Culminating Project Title
Date of Award
Culminating Project Type
Educational Administration and Leadership, K-12: Ed.D.
Educational Administration and Higher Education
School of Education
Creative Commons License
This work is licensed under a Creative Commons Attribution-Noncommercial-No Derivative Works 4.0 License.
Keywords and Subject Headings
Impact of Media Culture School Superintendents
School superintendents in the 21st century face a prolific media culture with widespread and easy public access to information. The internet allows instantaneous dissemination of information and news about educational issues (Kowalski, 2005). Because community members, staff, parents and students can quickly communicate using the internet and cell phones, modern day superintendents need to be adept in dealing with both internal and external communication (Kowalski, McCord, Peterson, Young & Ellerson, 2011). Internal stakeholder groups include school staff, parents and students. These communications also arise and originate from external stakeholder groups which include the information and social media networks, news media, community leaders, local and state political leaders, and higher education (Kowalski et. al., 2011; Lockhart, 2011).
The problem for the study was to analyze Minnesota school superintendents’ perceptions of the impact of intense media scrutiny and relations with communication media in general on their sense of influence, length of tenure and professional aspirations regarding their profession.
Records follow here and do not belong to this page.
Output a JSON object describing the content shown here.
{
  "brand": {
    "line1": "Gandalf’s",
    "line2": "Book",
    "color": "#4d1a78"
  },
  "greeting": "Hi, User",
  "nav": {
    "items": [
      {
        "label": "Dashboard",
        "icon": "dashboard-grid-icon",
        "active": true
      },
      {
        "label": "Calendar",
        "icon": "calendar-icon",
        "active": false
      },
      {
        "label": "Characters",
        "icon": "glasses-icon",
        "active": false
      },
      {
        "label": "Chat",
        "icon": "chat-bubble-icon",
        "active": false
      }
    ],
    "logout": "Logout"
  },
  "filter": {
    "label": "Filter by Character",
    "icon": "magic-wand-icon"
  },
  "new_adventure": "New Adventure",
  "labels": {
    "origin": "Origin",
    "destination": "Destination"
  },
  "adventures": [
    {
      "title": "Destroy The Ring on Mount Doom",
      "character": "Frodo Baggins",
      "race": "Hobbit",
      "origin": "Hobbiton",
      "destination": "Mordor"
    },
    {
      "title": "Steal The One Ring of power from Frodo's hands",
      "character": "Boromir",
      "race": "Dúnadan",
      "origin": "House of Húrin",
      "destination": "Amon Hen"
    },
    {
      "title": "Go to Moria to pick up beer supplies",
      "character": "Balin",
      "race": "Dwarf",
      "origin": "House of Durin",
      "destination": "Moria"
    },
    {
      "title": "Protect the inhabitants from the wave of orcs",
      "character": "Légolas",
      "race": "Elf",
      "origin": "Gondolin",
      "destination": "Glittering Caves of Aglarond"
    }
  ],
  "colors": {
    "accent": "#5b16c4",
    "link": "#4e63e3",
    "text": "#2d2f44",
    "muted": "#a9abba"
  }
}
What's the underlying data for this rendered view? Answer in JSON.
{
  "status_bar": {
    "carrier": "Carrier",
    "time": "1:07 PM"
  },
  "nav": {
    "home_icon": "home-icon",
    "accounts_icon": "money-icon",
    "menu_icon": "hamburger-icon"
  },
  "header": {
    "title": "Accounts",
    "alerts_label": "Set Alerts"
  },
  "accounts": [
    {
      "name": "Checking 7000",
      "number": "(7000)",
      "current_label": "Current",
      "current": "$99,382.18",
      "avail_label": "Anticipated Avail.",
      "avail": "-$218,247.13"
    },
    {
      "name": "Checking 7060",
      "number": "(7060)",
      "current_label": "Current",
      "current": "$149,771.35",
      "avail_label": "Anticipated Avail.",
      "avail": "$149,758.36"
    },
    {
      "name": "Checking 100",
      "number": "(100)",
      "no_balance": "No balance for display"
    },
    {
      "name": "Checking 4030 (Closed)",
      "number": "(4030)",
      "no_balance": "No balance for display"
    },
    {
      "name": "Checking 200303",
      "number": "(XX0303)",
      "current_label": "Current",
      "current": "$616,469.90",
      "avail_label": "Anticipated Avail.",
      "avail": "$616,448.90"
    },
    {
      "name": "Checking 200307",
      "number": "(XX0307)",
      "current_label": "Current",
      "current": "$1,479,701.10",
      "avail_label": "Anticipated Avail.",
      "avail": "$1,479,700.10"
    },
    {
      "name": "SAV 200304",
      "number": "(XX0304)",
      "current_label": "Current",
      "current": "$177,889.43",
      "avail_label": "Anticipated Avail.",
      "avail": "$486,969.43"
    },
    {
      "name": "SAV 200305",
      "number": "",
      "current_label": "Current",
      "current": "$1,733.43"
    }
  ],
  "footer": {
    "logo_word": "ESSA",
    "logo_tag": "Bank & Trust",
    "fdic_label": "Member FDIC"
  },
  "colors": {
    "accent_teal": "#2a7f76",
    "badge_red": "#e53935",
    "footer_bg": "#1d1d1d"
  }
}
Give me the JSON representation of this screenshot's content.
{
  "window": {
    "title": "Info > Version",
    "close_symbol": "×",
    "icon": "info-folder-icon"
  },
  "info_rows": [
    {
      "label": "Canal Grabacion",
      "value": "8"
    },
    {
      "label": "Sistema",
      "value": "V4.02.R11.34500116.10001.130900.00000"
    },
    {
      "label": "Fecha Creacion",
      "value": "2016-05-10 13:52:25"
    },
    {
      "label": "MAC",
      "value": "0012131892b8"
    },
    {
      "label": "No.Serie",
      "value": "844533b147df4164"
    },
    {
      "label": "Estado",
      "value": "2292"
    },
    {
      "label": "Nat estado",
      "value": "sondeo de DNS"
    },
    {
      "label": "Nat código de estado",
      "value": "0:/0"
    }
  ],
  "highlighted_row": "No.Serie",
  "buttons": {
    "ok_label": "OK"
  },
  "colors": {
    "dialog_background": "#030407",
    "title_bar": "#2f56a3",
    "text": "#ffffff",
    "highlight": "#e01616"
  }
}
In light of the rapid changes in communication technologies, school leaders are increasingly being subjected to more scrutiny regarding their decisions about school change and policy. At times this scrutiny becomes not only intense, but hostile and even threatening (Carr, 2013; Eaton & Sharp, 1996; Hawk & Martin, 2011; Metzger, 2003; Metzger, 1997). The study examines to what extent this news media environment impacts the role of the superintendent.
The study examines superintendent perceptions regarding their interactions and experiences with media culture using a questionnaire and selected interviews. Survey data was gathered from approximately  public school superintendents who are members of the Minnesota Association of School Administrators (MASA) professional organization. Three superintendents were invited to participate in a follow-up interview in order to glean additional perspectives and information regarding their interactions and experiences with media culture. Participants were asked to complete a 23-item survey in summer 2014 using Survey Monkey®. Data was analyzed using descriptive statistics for selected items and non-numerical language to analyze results from open-ended comments. Qualitative methods were used to analyze results from selected interviews. Results from the study may assist current and aspiring school superintendents to gain a deeper understanding of how information technology and the communication age impacts professional ambition and ability to carry out this role.
The research questions for the study were:
1. To what extent does the media culture affect the superintendent’s leadership success and perception of one’s ability to influence and impact the organization?
2. To what extent does the media culture impact the professional tenure (longevity) and career of school superintendents?
3. To what extent does the media culture affect the professional aspirations of school superintendent?
In the study, the impact of the media culture on the role of the superintendent was found to be distracting from job responsibilities. The results of the survey displayed that the slant or bias of news information and social media were strong factors that impacted professional tenure and job satisfaction.
Beaton, Judy, "Impact of Media Culture on Influence, Tenure, and Professional Aspirations of the School Superintendent" (2016). Culminating Projects in Education Administration and Leadership. 21.